* Assignment:
Report every line of the records below that includes the string "Castilla".

* Provided data:
* * * * *

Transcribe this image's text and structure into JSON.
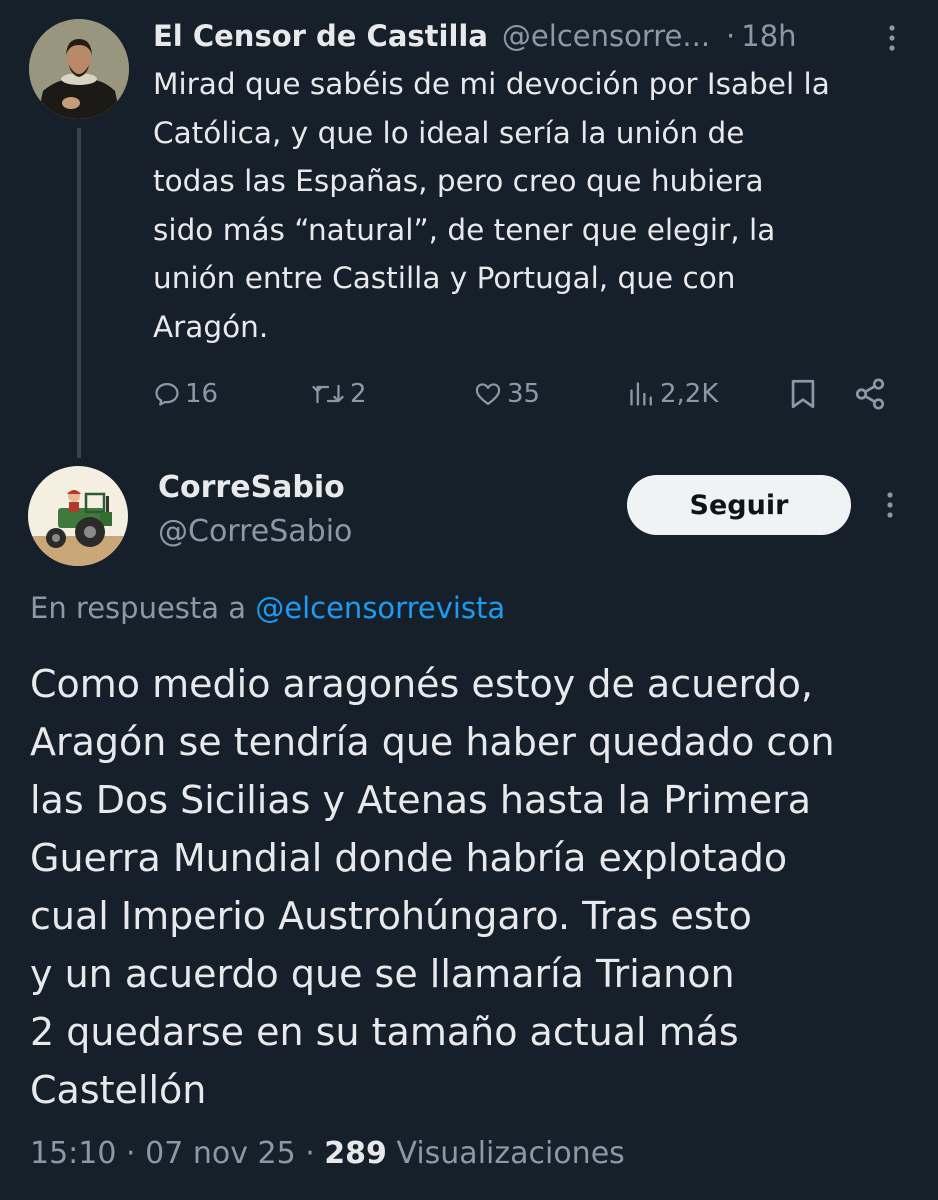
{
  "colors": {
    "background": "#15202b",
    "text_primary": "#e7e9ea",
    "text_secondary": "#8b98a5",
    "link": "#1d9bf0",
    "thread_line": "#38444d",
    "follow_button_bg": "#eff3f4"
  },
  "parent_tweet": {
    "author_name": "El Censor de Castilla",
    "author_handle": "@elcensorre...",
    "separator": "·",
    "time": "18h",
    "text": "Mirad que sabéis de mi devoción por Isabel la\nCatólica, y que lo ideal sería la unión de\ntodas las Españas, pero creo que hubiera\nsido más “natural”, de tener que elegir, la\nunión entre Castilla y Portugal, que con\nAragón.",
    "avatar_icon": "portrait-painting-avatar",
    "actions": {
      "replies": "16",
      "retweets": "2",
      "likes": "35",
      "views": "2,2K"
    }
  },
  "reply_tweet": {
    "author_name": "CorreSabio",
    "author_handle": "@CorreSabio",
    "avatar_icon": "tractor-avatar",
    "follow_label": "Seguir",
    "reply_prefix": "En respuesta a",
    "reply_mention": "@elcensorrevista",
    "text": "Como medio aragonés estoy de acuerdo,\nAragón se tendría que haber quedado con\nlas Dos Sicilias y Atenas hasta la Primera\nGuerra Mundial donde habría explotado\ncual Imperio Austrohúngaro. Tras esto\ny un acuerdo que se llamaría Trianon\n2 quedarse en su tamaño actual más\nCastellón",
    "time": "15:10",
    "date": "07 nov 25",
    "separator": "·",
    "views_count": "289",
    "views_label": "Visualizaciones"
  }
}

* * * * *

* Written solution:
    "author_name": "El Censor de Castilla",
    "text": "Mirad que sabéis de mi devoción por Isabel la\nCatólica, y que lo ideal sería la unión de\ntodas las Españas, pero creo que hubiera\nsido más “natural”, de tener que elegir, la\nunión entre Castilla y Portugal, que con\nAragón.",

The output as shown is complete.